Storl, who took silver in Beijing, was fourth. He threw 69-2½ on his second attempt and was ahead of Kovacs through three throws, but failed to improve.

“You try to plan your season the best you can and you never know how it will go,” Kovacs said. “I won the world championship and now I win the Diamond League. That’s fantastic.”

Head-to-head this year, Kovacs won in Eugene and Beijing, while Storl beat him in Doha and Lausanne.

“It’s been the whole year a close competition between me and David Storl,” Kovacs said. “Today I had to wait for David’s last throw to be sure that I won the title.”

Ryan Whiting of the U.S. placed fifth. Reese Hoffa, who won the Diamond Race last year by defeating Storl, was eighth in Brussels and fourth in the Diamond Race.

Felix Halves The Distance

Felix has the distinction of winning the world championships title in the 400 and the Diamond Race title in the 200.

However, she lost in Brussels to Dafne Schippers, the Dutch world champion in the 200.

Felix ran a strong curve and was ahead entering the straightaway, but Schippers caught her.

Schippers was clocked in 22.12 seconds while Felix’s time was 22.22. Felix finished with 14 points, two ahead of Schippers.

“This was not my sharpest day,” Felix said. “Even if I was beaten, I can’t be unhappy, since I won the Diamond League.”

She said her switch to the 400 for the world championships “definitely took away some of my speed.”

Felix, who hopes to run both the 200 and 400 in Rio de Janeiro next year if the schedule allows, blamed poor execution in the second part of her race for the loss.

“This is something I have to work on in the winter,” she said. “For sure Dafne Schippers will be a big challenger next year.”

Jeneba Tarmoh, who was fifth in the race (22.88) was third in the Diamond Race, while Candyce McGrone (22.42) was fourth in both.

McCorory Makes Up For Lost Time

McCorory had an outstanding Diamond League season in the 400-meter with wins in Doha, Rome, New York and Monaco, and a second-place in London.

That base helped her run away with the Diamond Trophy although Shaunae Miller of the Bahamas beat her with a time of 50.48 to McCorory’s 50.59.

McCorory finished with 20 points while Miller had 14.

“The first place in the Diamond League is something which makes up that I missed the team for Beijing,” said McCorory, who was fourth at U.S. nationals and missed the team in the individual event, though she ran on the silver-medal-winning relay. “Next year there’s another chance and I hope to be there in Rio.”

Redemption For Batman

Jackson was the world leader in the 400-meter hurdles and aimed to win his second world championships title 10 years after his first.

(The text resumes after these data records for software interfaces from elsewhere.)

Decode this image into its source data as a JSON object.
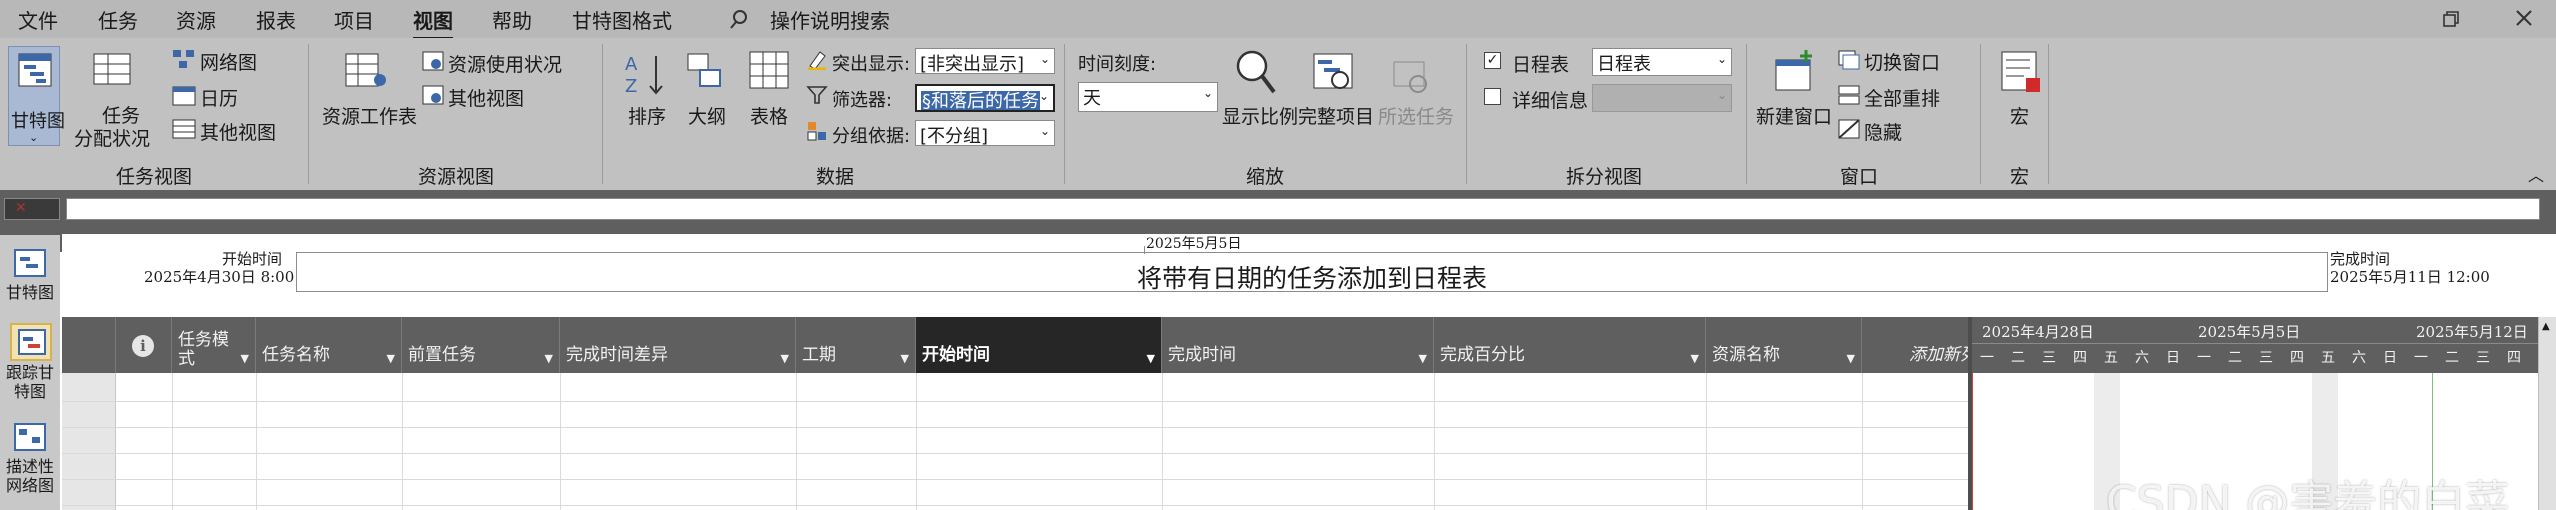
{
  "menu_tabs": [
    "文件",
    "任务",
    "资源",
    "报表",
    "项目",
    "视图",
    "帮助",
    "甘特图格式"
  ],
  "active_tab": "视图",
  "search": {
    "label": "操作说明搜索"
  },
  "ribbon": {
    "task_views": {
      "gantt_label": "甘特图",
      "assign_label1": "任务",
      "assign_label2": "分配状况",
      "network_label": "网络图",
      "calendar_label": "日历",
      "other_views_label": "其他视图",
      "group_label": "任务视图"
    },
    "resource_views": {
      "sheet_label": "资源工作表",
      "usage_label": "资源使用状况",
      "other_label": "其他视图",
      "group_label": "资源视图"
    },
    "data": {
      "sort_label": "排序",
      "outline_label": "大纲",
      "tables_label": "表格",
      "highlight_label": "突出显示:",
      "highlight_value": "[非突出显示]",
      "filter_label": "筛选器:",
      "filter_value": "§和落后的任务",
      "group_label": "分组依据:",
      "group_value": "[不分组]",
      "group_title": "数据"
    },
    "zoom": {
      "timescale_label": "时间刻度:",
      "timescale_value": "天",
      "zoom_label": "显示比例",
      "entire_label": "完整项目",
      "selected_label": "所选任务",
      "group_label": "缩放"
    },
    "split": {
      "timeline_label": "日程表",
      "timeline_checked": true,
      "timeline_value": "日程表",
      "details_label": "详细信息",
      "details_checked": false,
      "group_label": "拆分视图"
    },
    "window": {
      "new_label": "新建窗口",
      "switch_label": "切换窗口",
      "arrange_label": "全部重排",
      "hide_label": "隐藏",
      "group_label": "窗口"
    },
    "macros": {
      "macro_label": "宏",
      "group_label": "宏"
    }
  },
  "left_nav": [
    {
      "label1": "甘特图",
      "label2": ""
    },
    {
      "label1": "跟踪甘",
      "label2": "特图"
    },
    {
      "label1": "描述性",
      "label2": "网络图"
    }
  ],
  "timeline": {
    "today": "2025年5月5日",
    "start_title": "开始时间",
    "start_date": "2025年4月30日 8:00",
    "end_title": "完成时间",
    "end_date": "2025年5月11日 12:00",
    "placeholder": "将带有日期的任务添加到日程表"
  },
  "table": {
    "info_icon": "info-icon",
    "columns": [
      "任务模式",
      "任务名称",
      "前置任务",
      "完成时间差异",
      "工期",
      "开始时间",
      "完成时间",
      "完成百分比",
      "资源名称",
      "添加新列"
    ],
    "active_column": "开始时间"
  },
  "gantt": {
    "weeks": [
      "2025年4月28日",
      "2025年5月5日",
      "2025年5月12日"
    ],
    "weekday_letters": [
      "一",
      "二",
      "三",
      "四",
      "五",
      "六",
      "日",
      "一",
      "二",
      "三",
      "四",
      "五",
      "六",
      "日",
      "一",
      "二",
      "三",
      "四"
    ]
  },
  "watermark": "CSDN @害羞的白菜",
  "colors": {
    "ribbon": "#c1c1c1",
    "dark_header": "#5f5f5f",
    "active_header": "#262626",
    "selection": "#3d68a8"
  }
}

He then faltered in the heats in Beijing and did not advance.

“Batman” came back strong in Brussels and was in the lead going over the final hurdle before Jeffery Gibson of the Bahamas caught him at the line, 48.72 to 48.76 seconds.

Still, thanks to his consistency in the Diamond League (wins in Doha, Lausanne and Monaco and second place in Eugene), Jackson cruised to the Diamond Race title with 18 points.

Training partner Johnny Dutch, despite an uncharacteristically poor outing in which he placed ninth in 51.20 seconds, tied for second in the Diamond Race with Gibson.